An excerpt from the booklet essay by Professor Joy Damousi
In the three decades since it was released, Celia has enjoyed several readings and re-readings. When it first came out in 1989 it was seen as a coming-of-age film about 9-year-old Celia Carmichael.
Surrounded by an adult world which she finds punishing and perplexing, intriguing and repressive, Celia attempts to navigate adult emotions in response to the rapid changes happening around her. Celia experiences deep loss and grief during the film. The moral dilemmas presented by the arrival of the Tanner family and political persecution unsettles Celia as she sees the sinister and punishing effects of the Cold War play out before her firsthand. Under Ann Turner’s deft direction, as a study of childhood Celia neither romanticises nor demonises children and childhood; rather it captures the complexity of it. The layers of childhood are exposed here where we see the vulnerability and innocence of children but also the way they can be cruel and punishing.

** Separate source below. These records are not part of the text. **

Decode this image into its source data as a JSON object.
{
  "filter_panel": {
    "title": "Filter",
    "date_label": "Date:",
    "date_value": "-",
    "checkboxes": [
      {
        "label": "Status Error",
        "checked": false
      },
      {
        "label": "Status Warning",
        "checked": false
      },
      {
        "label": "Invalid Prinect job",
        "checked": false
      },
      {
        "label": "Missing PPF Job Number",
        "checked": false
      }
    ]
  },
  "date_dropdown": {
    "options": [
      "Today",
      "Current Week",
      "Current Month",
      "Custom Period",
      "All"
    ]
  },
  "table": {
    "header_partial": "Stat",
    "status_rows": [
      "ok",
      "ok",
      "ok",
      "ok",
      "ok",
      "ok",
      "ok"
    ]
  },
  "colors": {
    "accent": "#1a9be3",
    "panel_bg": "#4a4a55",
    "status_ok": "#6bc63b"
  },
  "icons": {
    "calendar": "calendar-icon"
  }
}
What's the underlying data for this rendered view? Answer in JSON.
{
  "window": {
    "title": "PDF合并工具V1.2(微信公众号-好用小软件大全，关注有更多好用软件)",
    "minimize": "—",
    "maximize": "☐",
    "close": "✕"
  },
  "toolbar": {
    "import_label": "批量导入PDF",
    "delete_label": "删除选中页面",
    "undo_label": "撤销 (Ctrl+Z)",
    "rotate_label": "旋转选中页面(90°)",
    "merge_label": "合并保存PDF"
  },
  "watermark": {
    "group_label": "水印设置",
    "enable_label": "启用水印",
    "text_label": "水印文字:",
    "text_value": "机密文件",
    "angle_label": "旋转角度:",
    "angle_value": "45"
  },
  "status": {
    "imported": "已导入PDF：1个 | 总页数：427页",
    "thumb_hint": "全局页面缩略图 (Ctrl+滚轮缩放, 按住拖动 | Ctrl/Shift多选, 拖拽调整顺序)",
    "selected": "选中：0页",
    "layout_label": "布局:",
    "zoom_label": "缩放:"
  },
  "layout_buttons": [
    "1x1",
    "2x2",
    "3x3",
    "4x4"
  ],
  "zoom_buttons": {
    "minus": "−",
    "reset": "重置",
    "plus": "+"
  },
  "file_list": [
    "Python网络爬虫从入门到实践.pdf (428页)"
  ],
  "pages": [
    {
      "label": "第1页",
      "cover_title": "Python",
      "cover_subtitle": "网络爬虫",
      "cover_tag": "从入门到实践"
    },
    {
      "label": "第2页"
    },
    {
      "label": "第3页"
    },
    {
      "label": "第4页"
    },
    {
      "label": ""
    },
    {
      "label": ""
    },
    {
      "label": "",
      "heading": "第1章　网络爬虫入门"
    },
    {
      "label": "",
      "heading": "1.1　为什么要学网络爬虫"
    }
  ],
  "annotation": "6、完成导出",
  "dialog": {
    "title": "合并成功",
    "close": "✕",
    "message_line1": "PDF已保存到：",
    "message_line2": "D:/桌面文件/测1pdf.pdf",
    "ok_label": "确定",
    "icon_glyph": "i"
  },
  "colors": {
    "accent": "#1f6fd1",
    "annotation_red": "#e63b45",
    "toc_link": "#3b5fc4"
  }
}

As historian Mary Tomsic has noted, the reading of Celia as a feminist film gained credence in the 1990s and 2000s as feminist filmmakers had begun to make their mark in Australian cinema. Celia is a strident, outspoken young girl who is active, engaged and opinionated. She shows no interest in conforming to the domestic femininity expected of girls of the 1950s, but rather shows a feisty, assertive personality who acts, initiates, and leads. The extraordinary and brilliant performance by Rebecca Smart delivers a Celia who is fiercely intelligent, a multi-dimensional character with depth and nuance. Her mother, Pat Carmichael (Mary-Anne Fahey) is on her own quiet journey, coming to her own understanding of the world with an understated steely resolve. Alice Tanner, a Communist firebrand and intellectual, who Celia sees as a role model of what she might become, is forced to navigate the sexism of the male world of political activism and the unwanted sexual advances of Celia’s father Ray Carmichael (Nicholas Eadie). Ray is a father who Celia clashes with, but who she also adores. Ray and Celia challenge each other but hold a deep love.
In recent times, the horror element in Celia has been the focus of contemporary analyses. The merging of fantasy and reality through the terror represented by the Hobyahs ¬comes to symbolise Celia’s inner turmoil. In the documentary made to accompany this luminous Blu-Ray release from Second Run, Barbara Creed discusses the horror elements in the film which lead to Celia’s ultimate horror act: the repressive and restrictive family life in stifling suburbia; the unacknowledged grief and losses that Celia experiences; and the terror instilled into her with the story of the Hobyahs. As Creed describes, this combination evokes a world of horror for young Celia as both the victim and perpetrator.
Appropriately, Cold War politics provide a rich and intricate tapestry for the film as the backdrop for Celia. A period of persecution and paranoia, when differences of opinion or alternatives views were suppressed and at times punished, the 1950s era is characterised by a fierce anti-Communism and political purity. Growing up at that time could be challenging for children of Communists or Communist sympathisers as the political climate was a deeply conservative one. It was a punitive era and there could be consequences for children growing up in it.
Joy Damousi's complete essay, from which this excerpt is taken, appears in the booklet which accompanies the release.
(i) Celia: a work of feminist public history by Mary Tomsic
(ii) Monsters, Masks and Murgatroyd: The Horror of Ann Turner’s Celia
(iii) Rabbit Unrest by Joy Damousi
(iv) Trust Your Instinct: An Interview with Ann Turner
(v) The Australian Communist Party in the 1950’s
(vi) Australia's battle with the bunny